» Source records:
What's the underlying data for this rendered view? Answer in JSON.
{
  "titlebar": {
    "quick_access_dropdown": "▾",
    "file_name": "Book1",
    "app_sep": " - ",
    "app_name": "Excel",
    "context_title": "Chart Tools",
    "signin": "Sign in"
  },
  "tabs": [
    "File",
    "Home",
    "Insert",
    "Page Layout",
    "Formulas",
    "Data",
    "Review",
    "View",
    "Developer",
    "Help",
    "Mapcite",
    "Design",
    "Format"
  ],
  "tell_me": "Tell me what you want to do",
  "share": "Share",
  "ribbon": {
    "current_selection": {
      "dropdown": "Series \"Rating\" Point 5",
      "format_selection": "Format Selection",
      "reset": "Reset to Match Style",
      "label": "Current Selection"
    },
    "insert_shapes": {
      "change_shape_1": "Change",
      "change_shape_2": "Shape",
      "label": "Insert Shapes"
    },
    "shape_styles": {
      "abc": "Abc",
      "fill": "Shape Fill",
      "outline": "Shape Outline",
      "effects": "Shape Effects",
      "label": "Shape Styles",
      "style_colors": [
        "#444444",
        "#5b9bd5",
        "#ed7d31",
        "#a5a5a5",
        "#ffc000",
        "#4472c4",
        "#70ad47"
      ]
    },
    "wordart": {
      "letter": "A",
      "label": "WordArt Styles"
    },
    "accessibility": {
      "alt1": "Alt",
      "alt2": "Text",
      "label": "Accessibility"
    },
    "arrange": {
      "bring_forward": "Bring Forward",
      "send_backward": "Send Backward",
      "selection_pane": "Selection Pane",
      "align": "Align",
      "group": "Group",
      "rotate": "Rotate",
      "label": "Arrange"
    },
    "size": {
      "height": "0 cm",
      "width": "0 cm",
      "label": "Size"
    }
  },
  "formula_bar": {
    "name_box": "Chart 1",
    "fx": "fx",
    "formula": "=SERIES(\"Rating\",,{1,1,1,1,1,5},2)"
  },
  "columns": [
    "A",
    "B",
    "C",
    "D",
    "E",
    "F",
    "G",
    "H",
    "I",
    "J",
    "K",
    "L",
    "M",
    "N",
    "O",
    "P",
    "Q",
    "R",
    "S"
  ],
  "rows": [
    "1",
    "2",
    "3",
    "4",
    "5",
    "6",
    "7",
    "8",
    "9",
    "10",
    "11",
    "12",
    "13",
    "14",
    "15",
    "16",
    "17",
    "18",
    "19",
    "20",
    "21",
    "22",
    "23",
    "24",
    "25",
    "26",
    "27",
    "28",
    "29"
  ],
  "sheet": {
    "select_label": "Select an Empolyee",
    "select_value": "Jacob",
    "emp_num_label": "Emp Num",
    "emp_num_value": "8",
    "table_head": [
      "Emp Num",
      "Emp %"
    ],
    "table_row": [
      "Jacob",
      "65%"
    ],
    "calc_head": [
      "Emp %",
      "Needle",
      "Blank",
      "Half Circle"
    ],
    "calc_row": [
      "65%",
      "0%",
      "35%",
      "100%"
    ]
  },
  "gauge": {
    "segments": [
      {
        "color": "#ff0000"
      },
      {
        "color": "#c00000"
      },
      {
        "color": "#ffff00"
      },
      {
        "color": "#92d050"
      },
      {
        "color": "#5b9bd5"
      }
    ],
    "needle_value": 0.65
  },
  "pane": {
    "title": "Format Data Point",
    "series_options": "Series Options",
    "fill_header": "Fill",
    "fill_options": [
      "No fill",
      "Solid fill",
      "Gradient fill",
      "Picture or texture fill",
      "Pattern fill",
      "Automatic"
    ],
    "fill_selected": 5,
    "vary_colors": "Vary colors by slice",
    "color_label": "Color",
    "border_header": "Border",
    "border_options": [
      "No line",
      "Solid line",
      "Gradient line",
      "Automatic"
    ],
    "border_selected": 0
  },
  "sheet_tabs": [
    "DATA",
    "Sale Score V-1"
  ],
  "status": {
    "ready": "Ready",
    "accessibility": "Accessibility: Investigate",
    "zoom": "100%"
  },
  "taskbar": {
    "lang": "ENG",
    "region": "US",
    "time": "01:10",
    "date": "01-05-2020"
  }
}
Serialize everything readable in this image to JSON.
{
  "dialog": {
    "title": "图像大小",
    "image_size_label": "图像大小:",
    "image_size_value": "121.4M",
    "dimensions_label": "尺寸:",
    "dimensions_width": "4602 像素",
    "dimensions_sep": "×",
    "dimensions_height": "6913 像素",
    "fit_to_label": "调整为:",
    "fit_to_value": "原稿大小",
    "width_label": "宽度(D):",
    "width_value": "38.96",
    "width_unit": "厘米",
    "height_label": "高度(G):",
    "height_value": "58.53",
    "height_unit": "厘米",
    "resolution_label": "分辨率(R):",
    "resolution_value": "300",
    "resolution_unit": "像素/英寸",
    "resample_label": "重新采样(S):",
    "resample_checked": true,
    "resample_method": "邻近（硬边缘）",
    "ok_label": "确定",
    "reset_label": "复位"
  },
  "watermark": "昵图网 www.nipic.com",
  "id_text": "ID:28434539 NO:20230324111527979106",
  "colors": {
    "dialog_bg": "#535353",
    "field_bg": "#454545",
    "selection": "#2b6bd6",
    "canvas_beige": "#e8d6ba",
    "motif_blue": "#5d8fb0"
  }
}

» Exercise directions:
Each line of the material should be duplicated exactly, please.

» Response:
What's the underlying data for this rendered view? Answer in JSON.
{
  "titlebar": {
    "quick_access_dropdown": "▾",
    "file_name": "Book1",
    "app_sep": " - ",
    "app_name": "Excel",
    "context_title": "Chart Tools",
    "signin": "Sign in"
  },
  "tabs": [
    "File",
    "Home",
    "Insert",
    "Page Layout",
    "Formulas",
    "Data",
    "Review",
    "View",
    "Developer",
    "Help",
    "Mapcite",
    "Design",
    "Format"
  ],
  "tell_me": "Tell me what you want to do",
  "share": "Share",
  "ribbon": {
    "current_selection": {
      "dropdown": "Series \"Rating\" Point 5",
      "format_selection": "Format Selection",
      "reset": "Reset to Match Style",
      "label": "Current Selection"
    },
    "insert_shapes": {
      "change_shape_1": "Change",
      "change_shape_2": "Shape",
      "label": "Insert Shapes"
    },
    "shape_styles": {
      "abc": "Abc",
      "fill": "Shape Fill",
      "outline": "Shape Outline",
      "effects": "Shape Effects",
      "label": "Shape Styles",
      "style_colors": [
        "#444444",
        "#5b9bd5",
        "#ed7d31",
        "#a5a5a5",
        "#ffc000",
        "#4472c4",
        "#70ad47"
      ]
    },
    "wordart": {
      "letter": "A",
      "label": "WordArt Styles"
    },
    "accessibility": {
      "alt1": "Alt",
      "alt2": "Text",
      "label": "Accessibility"
    },
    "arrange": {
      "bring_forward": "Bring Forward",
      "send_backward": "Send Backward",
      "selection_pane": "Selection Pane",
      "align": "Align",
      "group": "Group",
      "rotate": "Rotate",
      "label": "Arrange"
    },
    "size": {
      "height": "0 cm",
      "width": "0 cm",
      "label": "Size"
    }
  },
  "formula_bar": {
    "name_box": "Chart 1",
    "fx": "fx",
    "formula": "=SERIES(\"Rating\",,{1,1,1,1,1,5},2)"
  },
  "columns": [
    "A",
    "B",
    "C",
    "D",
    "E",
    "F",
    "G",
    "H",
    "I",
    "J",
    "K",
    "L",
    "M",
    "N",
    "O",
    "P",
    "Q",
    "R",
    "S"
  ],
  "rows": [
    "1",
    "2",
    "3",
    "4",
    "5",
    "6",
    "7",
    "8",
    "9",
    "10",
    "11",
    "12",
    "13",
    "14",
    "15",
    "16",
    "17",
    "18",
    "19",
    "20",
    "21",
    "22",
    "23",
    "24",
    "25",
    "26",
    "27",
    "28",
    "29"
  ],
  "sheet": {
    "select_label": "Select an Empolyee",
    "select_value": "Jacob",
    "emp_num_label": "Emp Num",
    "emp_num_value": "8",
    "table_head": [
      "Emp Num",
      "Emp %"
    ],
    "table_row": [
      "Jacob",
      "65%"
    ],
    "calc_head": [
      "Emp %",
      "Needle",
      "Blank",
      "Half Circle"
    ],
    "calc_row": [
      "65%",
      "0%",
      "35%",
      "100%"
    ]
  },
  "gauge": {
    "segments": [
      {
        "color": "#ff0000"
      },
      {
        "color": "#c00000"
      },
      {
        "color": "#ffff00"
      },
      {
        "color": "#92d050"
      },
      {
        "color": "#5b9bd5"
      }
    ],
    "needle_value": 0.65
  },
  "pane": {
    "title": "Format Data Point",
    "series_options": "Series Options",
    "fill_header": "Fill",
    "fill_options": [
      "No fill",
      "Solid fill",
      "Gradient fill",
      "Picture or texture fill",
      "Pattern fill",
      "Automatic"
    ],
    "fill_selected": 5,
    "vary_colors": "Vary colors by slice",
    "color_label": "Color",
    "border_header": "Border",
    "border_options": [
      "No line",
      "Solid line",
      "Gradient line",
      "Automatic"
    ],
    "border_selected": 0
  },
  "sheet_tabs": [
    "DATA",
    "Sale Score V-1"
  ],
  "status": {
    "ready": "Ready",
    "accessibility": "Accessibility: Investigate",
    "zoom": "100%"
  },
  "taskbar": {
    "lang": "ENG",
    "region": "US",
    "time": "01:10",
    "date": "01-05-2020"
  }
}
Serialize everything readable in this image to JSON.
{
  "dialog": {
    "title": "图像大小",
    "image_size_label": "图像大小:",
    "image_size_value": "121.4M",
    "dimensions_label": "尺寸:",
    "dimensions_width": "4602 像素",
    "dimensions_sep": "×",
    "dimensions_height": "6913 像素",
    "fit_to_label": "调整为:",
    "fit_to_value": "原稿大小",
    "width_label": "宽度(D):",
    "width_value": "38.96",
    "width_unit": "厘米",
    "height_label": "高度(G):",
    "height_value": "58.53",
    "height_unit": "厘米",
    "resolution_label": "分辨率(R):",
    "resolution_value": "300",
    "resolution_unit": "像素/英寸",
    "resample_label": "重新采样(S):",
    "resample_checked": true,
    "resample_method": "邻近（硬边缘）",
    "ok_label": "确定",
    "reset_label": "复位"
  },
  "watermark": "昵图网 www.nipic.com",
  "id_text": "ID:28434539 NO:20230324111527979106",
  "colors": {
    "dialog_bg": "#535353",
    "field_bg": "#454545",
    "selection": "#2b6bd6",
    "canvas_beige": "#e8d6ba",
    "motif_blue": "#5d8fb0"
  }
}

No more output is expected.